Traveler: Phil Park (from the office of George Voinovich)
Destination: COLUMBUS, OH
Purpose: EDUCATIONAL PROGRAM ON ACADEMIC MEDICAL CENTERS
Date: Feb 20, 2002 (4 days)
Expense: $620.80
source

Traveler: Peter Erdman (from the office of Michael Oxley)
Destination: COLUMBUS, OH
Purpose: EDUCATIONAL PROGRAM ON ACADEMIC MEDICAL CENTERS AND THEIR UNIQUE MISSIONS
Date: Feb 20, 2002 (4 days)
Expense: $694.71
source

Traveler: Mark Schroeder (from the office of Paul Gillmor)
Destination: MARTINIS, SHORT NORTH, COLUMBUS
Purpose: MEDICAL HEALTH CARE EDUCATION
Date: Feb 20, 2002 (4 days)
Expense: $705.80
source

Traveler: Julie Little (from the office of Marcy Kaptur)
Destination: COLUMBUS, OHIO
Purpose: 238.41
Date: Feb 20, 2002 (4 days)
Expense: $518.94
source

Traveler: Shiloh Reiher (from the office of Deborah Pryce)
Destination: ATTACHED
Purpose: PARTICIPATE IN PROJECT MEDICAL EDUCATION PROGRAM
Date: Feb 20, 2002 (3 days)
Expense: $917.42
source

Traveler: Jason Grove (from the office of Ralph Regula)
Destination:
Purpose: EDUCATIONAL PROGRAM ON ACADEMIC MEDICAL CENTERS AND THEIR UNIQUE MISSIONS
Date: Feb 20, 2002 (4 days)
Expense: $620.80
source

Traveler: Stephen Francis (from the office of Patrick Tiberi)
Destination: VARIOUS MEETINGS/DEMONSTRATIONS AT OSV MEDICAL CENTER COLUMBUS, OHIO
Purpose: EDUCATIONAL PROGRAM ON ACADEMIC MEDICAL CENTERS
Date: Feb 21, 2002 (1 day)
Expense: $610.05
source

Traveler: Pat De Leon (from the office of Daniel Inouye)
Destination: ATHENS OHIO
Purpose: MEET WITH FACULTY AND STUDENTS
Date: May 29, 2003 (2 days)
Expense: $1,057.40
source



American RadioWorks |
boots-to-books

From Boots to Books

The longest war in American history is drawing to a close.

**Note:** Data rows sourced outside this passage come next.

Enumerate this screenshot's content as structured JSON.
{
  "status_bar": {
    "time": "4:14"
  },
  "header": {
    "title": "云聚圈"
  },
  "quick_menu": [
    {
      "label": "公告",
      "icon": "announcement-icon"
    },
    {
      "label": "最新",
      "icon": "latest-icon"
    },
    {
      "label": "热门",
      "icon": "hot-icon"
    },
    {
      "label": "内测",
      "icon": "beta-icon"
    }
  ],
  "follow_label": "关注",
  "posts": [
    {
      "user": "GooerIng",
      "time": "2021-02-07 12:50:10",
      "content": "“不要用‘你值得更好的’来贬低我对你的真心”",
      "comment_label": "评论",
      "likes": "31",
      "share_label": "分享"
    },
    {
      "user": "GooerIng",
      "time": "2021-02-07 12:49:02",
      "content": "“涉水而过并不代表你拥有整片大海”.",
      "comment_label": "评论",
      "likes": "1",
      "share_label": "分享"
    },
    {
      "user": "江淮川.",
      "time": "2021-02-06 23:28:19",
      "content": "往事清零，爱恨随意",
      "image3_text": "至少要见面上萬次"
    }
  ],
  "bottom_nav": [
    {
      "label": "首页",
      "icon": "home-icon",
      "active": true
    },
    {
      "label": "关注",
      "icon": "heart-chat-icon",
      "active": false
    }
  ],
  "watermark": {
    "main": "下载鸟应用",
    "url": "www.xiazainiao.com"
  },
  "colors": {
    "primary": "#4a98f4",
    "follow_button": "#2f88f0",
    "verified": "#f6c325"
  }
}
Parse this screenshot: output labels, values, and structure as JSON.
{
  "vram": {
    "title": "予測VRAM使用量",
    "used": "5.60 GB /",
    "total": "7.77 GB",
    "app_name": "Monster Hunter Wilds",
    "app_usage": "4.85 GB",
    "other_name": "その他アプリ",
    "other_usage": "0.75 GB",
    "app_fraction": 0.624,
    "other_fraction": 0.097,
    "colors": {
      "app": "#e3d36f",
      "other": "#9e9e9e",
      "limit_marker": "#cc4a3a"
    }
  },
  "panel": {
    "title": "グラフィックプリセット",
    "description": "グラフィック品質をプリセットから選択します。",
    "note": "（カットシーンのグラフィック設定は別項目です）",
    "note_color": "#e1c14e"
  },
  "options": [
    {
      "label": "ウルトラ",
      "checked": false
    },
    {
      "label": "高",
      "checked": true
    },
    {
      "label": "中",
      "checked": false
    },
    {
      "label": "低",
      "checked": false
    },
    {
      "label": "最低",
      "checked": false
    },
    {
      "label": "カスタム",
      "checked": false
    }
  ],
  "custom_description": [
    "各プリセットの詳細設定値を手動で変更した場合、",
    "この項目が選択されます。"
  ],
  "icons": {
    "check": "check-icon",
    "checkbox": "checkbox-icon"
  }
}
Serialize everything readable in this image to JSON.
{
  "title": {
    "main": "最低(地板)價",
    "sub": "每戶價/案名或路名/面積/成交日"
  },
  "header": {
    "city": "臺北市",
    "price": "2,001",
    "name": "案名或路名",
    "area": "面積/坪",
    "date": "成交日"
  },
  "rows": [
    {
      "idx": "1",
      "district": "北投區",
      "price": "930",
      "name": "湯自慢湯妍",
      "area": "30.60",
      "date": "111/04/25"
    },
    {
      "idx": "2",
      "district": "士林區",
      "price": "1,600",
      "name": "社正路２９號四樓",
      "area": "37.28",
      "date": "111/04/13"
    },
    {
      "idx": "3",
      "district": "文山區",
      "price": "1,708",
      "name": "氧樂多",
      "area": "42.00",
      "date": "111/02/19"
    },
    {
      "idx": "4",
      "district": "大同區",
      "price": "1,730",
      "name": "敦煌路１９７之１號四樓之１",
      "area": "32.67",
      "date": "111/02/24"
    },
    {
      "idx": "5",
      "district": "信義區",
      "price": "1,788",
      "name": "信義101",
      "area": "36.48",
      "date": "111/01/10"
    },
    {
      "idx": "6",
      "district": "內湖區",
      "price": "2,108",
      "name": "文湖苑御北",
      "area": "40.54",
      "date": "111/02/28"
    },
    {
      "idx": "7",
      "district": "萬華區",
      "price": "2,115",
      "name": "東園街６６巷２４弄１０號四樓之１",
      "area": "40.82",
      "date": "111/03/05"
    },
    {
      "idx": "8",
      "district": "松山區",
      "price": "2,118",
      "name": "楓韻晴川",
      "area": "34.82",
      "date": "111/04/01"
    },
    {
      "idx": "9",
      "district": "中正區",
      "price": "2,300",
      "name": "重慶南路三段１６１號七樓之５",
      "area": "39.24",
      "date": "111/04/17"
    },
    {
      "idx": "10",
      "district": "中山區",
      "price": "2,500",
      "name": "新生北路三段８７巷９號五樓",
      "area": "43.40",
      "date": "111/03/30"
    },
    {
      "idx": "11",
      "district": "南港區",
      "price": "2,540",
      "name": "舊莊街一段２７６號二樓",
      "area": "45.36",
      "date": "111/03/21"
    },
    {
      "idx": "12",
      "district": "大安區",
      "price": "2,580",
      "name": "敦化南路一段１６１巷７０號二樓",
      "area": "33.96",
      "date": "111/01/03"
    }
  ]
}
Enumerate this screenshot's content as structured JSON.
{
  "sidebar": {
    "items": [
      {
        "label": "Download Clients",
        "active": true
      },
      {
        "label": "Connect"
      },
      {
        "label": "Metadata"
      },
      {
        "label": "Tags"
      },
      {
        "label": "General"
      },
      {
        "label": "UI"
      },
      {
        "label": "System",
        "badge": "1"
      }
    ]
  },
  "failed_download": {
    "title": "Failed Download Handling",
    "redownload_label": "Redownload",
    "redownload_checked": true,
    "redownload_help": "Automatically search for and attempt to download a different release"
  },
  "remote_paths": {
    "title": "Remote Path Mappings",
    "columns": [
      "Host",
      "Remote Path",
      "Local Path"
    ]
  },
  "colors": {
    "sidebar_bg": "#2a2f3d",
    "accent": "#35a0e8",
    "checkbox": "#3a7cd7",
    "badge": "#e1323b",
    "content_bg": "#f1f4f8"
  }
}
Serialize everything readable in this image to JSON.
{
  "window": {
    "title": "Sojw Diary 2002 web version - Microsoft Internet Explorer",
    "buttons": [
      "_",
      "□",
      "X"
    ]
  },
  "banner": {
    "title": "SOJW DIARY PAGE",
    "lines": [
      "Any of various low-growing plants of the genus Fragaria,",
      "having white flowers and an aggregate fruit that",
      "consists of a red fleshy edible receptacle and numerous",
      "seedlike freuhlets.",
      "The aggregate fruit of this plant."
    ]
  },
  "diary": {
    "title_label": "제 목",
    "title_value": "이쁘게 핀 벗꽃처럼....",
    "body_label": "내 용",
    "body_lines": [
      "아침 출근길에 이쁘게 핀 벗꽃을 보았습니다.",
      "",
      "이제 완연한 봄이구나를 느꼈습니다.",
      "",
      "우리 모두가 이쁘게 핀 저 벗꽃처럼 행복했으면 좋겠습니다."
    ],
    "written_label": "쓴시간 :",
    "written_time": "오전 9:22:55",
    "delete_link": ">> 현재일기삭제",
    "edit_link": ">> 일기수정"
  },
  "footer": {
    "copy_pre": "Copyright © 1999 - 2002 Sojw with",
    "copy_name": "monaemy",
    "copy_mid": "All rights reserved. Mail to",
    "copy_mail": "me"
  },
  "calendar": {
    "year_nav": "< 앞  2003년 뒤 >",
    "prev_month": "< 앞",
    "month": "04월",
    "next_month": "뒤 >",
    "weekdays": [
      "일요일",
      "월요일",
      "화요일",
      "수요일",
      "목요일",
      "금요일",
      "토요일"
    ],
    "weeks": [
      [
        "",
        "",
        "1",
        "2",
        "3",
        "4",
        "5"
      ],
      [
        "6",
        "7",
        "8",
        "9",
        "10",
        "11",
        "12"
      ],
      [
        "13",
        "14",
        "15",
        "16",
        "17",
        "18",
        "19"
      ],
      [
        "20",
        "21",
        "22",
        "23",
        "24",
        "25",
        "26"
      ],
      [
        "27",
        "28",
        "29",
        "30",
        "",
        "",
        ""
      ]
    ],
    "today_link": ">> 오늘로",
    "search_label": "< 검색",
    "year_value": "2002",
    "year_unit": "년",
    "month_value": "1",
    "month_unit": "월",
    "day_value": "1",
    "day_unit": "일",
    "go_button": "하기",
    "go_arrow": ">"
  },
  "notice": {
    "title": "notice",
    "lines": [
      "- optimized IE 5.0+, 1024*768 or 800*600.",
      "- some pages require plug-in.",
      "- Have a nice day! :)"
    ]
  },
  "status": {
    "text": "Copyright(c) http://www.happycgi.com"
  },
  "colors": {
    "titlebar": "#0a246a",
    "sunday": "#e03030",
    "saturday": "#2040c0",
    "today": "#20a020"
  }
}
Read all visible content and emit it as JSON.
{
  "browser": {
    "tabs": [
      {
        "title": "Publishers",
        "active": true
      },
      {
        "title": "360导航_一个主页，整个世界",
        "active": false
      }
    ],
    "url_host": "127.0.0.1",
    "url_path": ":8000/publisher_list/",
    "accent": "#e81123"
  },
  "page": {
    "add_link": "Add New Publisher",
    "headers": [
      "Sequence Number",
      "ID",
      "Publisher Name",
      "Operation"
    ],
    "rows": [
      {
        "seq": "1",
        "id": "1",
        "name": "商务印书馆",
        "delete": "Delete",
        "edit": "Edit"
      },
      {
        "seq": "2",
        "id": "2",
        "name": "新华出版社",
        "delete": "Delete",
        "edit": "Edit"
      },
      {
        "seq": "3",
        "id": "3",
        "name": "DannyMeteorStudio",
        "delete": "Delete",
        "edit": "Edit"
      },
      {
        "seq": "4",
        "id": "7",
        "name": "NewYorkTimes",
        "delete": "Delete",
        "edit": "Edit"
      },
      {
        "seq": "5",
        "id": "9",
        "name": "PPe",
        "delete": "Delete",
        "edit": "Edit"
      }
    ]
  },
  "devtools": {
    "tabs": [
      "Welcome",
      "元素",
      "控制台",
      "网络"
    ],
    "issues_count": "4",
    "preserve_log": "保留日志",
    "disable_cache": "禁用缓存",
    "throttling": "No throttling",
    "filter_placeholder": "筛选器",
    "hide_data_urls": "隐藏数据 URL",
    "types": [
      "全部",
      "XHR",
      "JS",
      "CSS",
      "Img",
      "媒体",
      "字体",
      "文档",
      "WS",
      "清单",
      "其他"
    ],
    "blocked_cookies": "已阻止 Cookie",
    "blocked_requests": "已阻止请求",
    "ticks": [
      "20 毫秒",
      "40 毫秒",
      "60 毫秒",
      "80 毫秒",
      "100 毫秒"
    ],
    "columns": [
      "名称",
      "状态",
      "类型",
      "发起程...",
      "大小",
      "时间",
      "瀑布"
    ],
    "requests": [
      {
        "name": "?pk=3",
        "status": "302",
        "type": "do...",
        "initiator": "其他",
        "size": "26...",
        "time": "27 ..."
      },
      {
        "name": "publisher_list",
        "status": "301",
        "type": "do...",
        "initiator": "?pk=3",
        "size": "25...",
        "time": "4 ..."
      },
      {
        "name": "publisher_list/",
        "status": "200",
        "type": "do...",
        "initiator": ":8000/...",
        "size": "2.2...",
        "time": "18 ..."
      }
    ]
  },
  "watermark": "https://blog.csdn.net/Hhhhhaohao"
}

Now, the men and women who served are coming home, and many hope to use higher education to build new, better lives. They have help from the Post-9/11 GI Bill, a piece of legislation that many advocates say offers more support to returning veterans than any policy since the original GI Bill of 1944. In this documentary, we explore how the first GI Bill revolutionized the lives of millions of young veterans, America’s institutions of higher education, and American society at large. But America’s economic and academic systems have changed, and veterans today are returning to a very different reality than their predecessors.

Recent Posts

  • 09.03.15

    The history of the GI Bill

    A staggering 16 million soldiers returned home from World War II, and millions of them went to school. Because GI Bill benefits were generous enough to pay for any college in the country, veterans flooded all types of institutions, from elite schools like Harvard to large state schools, to vocational schools. By 1947, half of all college students in America were veterans.
  • 09.03.15

    The front lines of the long journey home

    Colleges and universities have become the front lines of one of the great challenges posed by war: how to reintegrate the people who've served.
  • 09.03.15

    The GI Bill: One of the last great economic ladders?

    The Post-9/11 GI Bill was supposed to change where veterans could go to college by giving them more money, and, therefore, more options. But since the new bill went into effect in 2009, the percentage of veterans enrolling at four-year public and private nonprofit schools has barely budged.
  • 08.27.15

    A different approach to teacher learning: Lesson study

    In the United States, we tend to think that improving education is about improving teachers - recruiting better ones, firing bad ones. But the Japanese think about improving teaching. It's a very different idea.